GM’s Union Workers Divided on Contract Deal in Early Voting
The United Auto Workers (UAW) union recently reached a tentative agreement with General Motors (GM) for a new contract that would cover 48,000 hourly employees in the United States. However, the early voting by GM’s unionized workers shows that there is division among them about the deal. Some workers are in favor of it, while others oppose it.
The Details of the Proposed Contract
The new contract between GM and the UAW would provide increased wages and benefits for workers, including a signing bonus of $9,000 that would be paid out over the course of the contract. The contract would also create a pathway for temporary employees to become permanent, address concerns about the use of temporary labor, and preserve healthcare benefits. Additionally, it would include investments by GM in its factories and the creation of new jobs.
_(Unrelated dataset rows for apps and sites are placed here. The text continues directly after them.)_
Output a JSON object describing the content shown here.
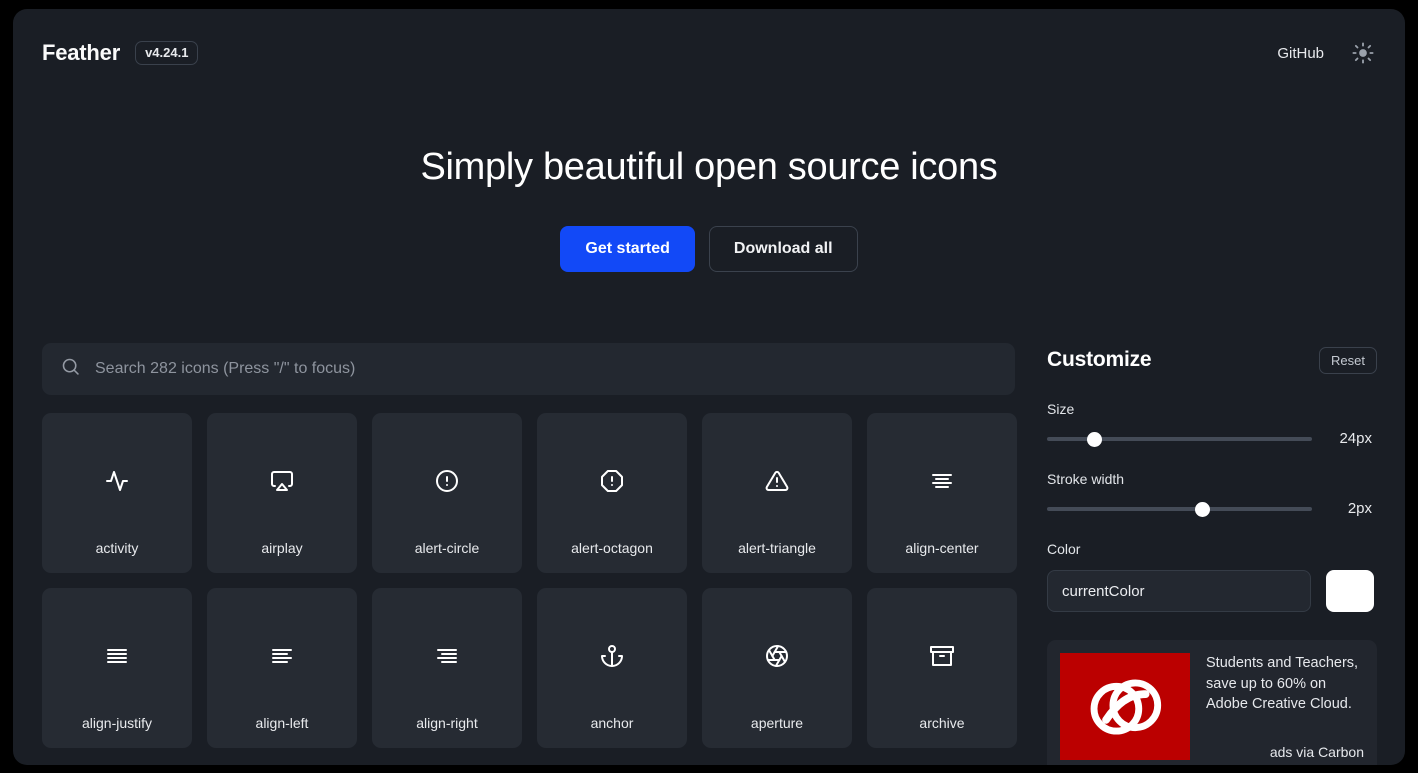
{
  "header": {
    "brand": "Feather",
    "version": "v4.24.1",
    "github_label": "GitHub",
    "theme_icon": "sun-icon"
  },
  "hero": {
    "title": "Simply beautiful open source icons",
    "primary_button": "Get started",
    "secondary_button": "Download all"
  },
  "search": {
    "icon": "search-icon",
    "placeholder": "Search 282 icons (Press \"/\" to focus)",
    "value": ""
  },
  "icons": [
    {
      "name": "activity",
      "glyph": "activity-icon"
    },
    {
      "name": "airplay",
      "glyph": "airplay-icon"
    },
    {
      "name": "alert-circle",
      "glyph": "alert-circle-icon"
    },
    {
      "name": "alert-octagon",
      "glyph": "alert-octagon-icon"
    },
    {
      "name": "alert-triangle",
      "glyph": "alert-triangle-icon"
    },
    {
      "name": "align-center",
      "glyph": "align-center-icon"
    },
    {
      "name": "align-justify",
      "glyph": "align-justify-icon"
    },
    {
      "name": "align-left",
      "glyph": "align-left-icon"
    },
    {
      "name": "align-right",
      "glyph": "align-right-icon"
    },
    {
      "name": "anchor",
      "glyph": "anchor-icon"
    },
    {
      "name": "aperture",
      "glyph": "aperture-icon"
    },
    {
      "name": "archive",
      "glyph": "archive-icon"
    }
  ],
  "customize": {
    "title": "Customize",
    "reset_label": "Reset",
    "size": {
      "label": "Size",
      "value": "24px",
      "percent": 16
    },
    "stroke": {
      "label": "Stroke width",
      "value": "2px",
      "percent": 59
    },
    "color": {
      "label": "Color",
      "value": "currentColor",
      "swatch": "#ffffff"
    }
  },
  "ad": {
    "text": "Students and Teachers, save up to 60% on Adobe Creative Cloud.",
    "via": "ads via Carbon",
    "image_alt": "adobe-creative-cloud-logo",
    "image_color": "#bb0000"
  },
  "theme": {
    "accent": "#1249f7",
    "page_bg": "#1a1e25",
    "card_bg": "#262b33"
  }
}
However, some union workers have criticized the proposed contract for not going far enough in some areas. They believe that it falls short of protecting workers’ jobs and benefits, especially in the face of growing automation and the potential for future layoffs.
The Divisions Among Union Workers
The divisions among GM’s union workers are evident in the results of early voting that took place before the full membership votes on whether to ratify the contract. Around 55% of production workers voted in favor of the deal, while 60% of skilled trades workers voted against it. The results suggest that the contract is more favorable to production workers than to skilled trades workers.
Many skilled trades workers have voiced concerns about the proposed contract’s provisions for temporary labor and outsourcing. They worry that it could lead to the loss of jobs or lower wages as GM seeks to cut costs. Additionally, some workers are unhappy with the proposed healthcare plan and believe that it could leave them with reduced coverage.
However, some workers have expressed support for the proposed contract. They believe that it includes significant gains for workers, such as the signing bonus, wage increases, and investments in factories and job creation. Some workers also believe that the proposed contract represents the best deal that the UAW could have negotiated with GM.
The Role of Automation
One factor that is contributing to the divisions among GM’s union workers is the growing role of automation in the company’s factories. As automation replaces more human labor, some workers worry that their jobs will become obsolete or that they will face wage cuts as more work is done by machines. Others believe that automation could be harnessed to create new kinds of jobs and make work more efficient.
The proposed contract makes some provisions for addressing the impact of automation on workers, such as the creation of a joint committee to study the issue and the establishment of training programs for workers whose jobs are affected by automation. However, some workers believe that the contract does not go far enough in addressing the potential impacts of automation on their jobs and livelihoods.
The Future of Labor Relations at GM
The divisions among GM’s union workers over the proposed contract highlight the challenges facing both the company and the UAW in an era of rapid technological change and increasing competition. Both parties must find ways to balance the needs of workers with the pressures of a global marketplace that demands greater efficiency and cost-cutting.
Ultimately, the future of labor relations at GM will depend not just on the outcome of the current contract negotiations, but on the ability of both management and labor to adapt to changing conditions and to work together to create a more sustainable and equitable future for all workers.
The Bottom Line
The proposed contract between GM and the UAW has sparked divisions among GM’s union workers, with some workers in favor of it and others opposed. The contract offers significant gains for workers in the form of wage increases, signing bonuses, and investments in factories and job creation, but some workers are critical of the deal’s provisions for temporary labor, outsourcing, and healthcare. The divisions among workers highlight the challenges facing both GM and the UAW in an era of automation and increasing competition, and both parties must find ways to balance the needs of workers with the pressures of the marketplace in order to create a more sustainable and equitable future for all.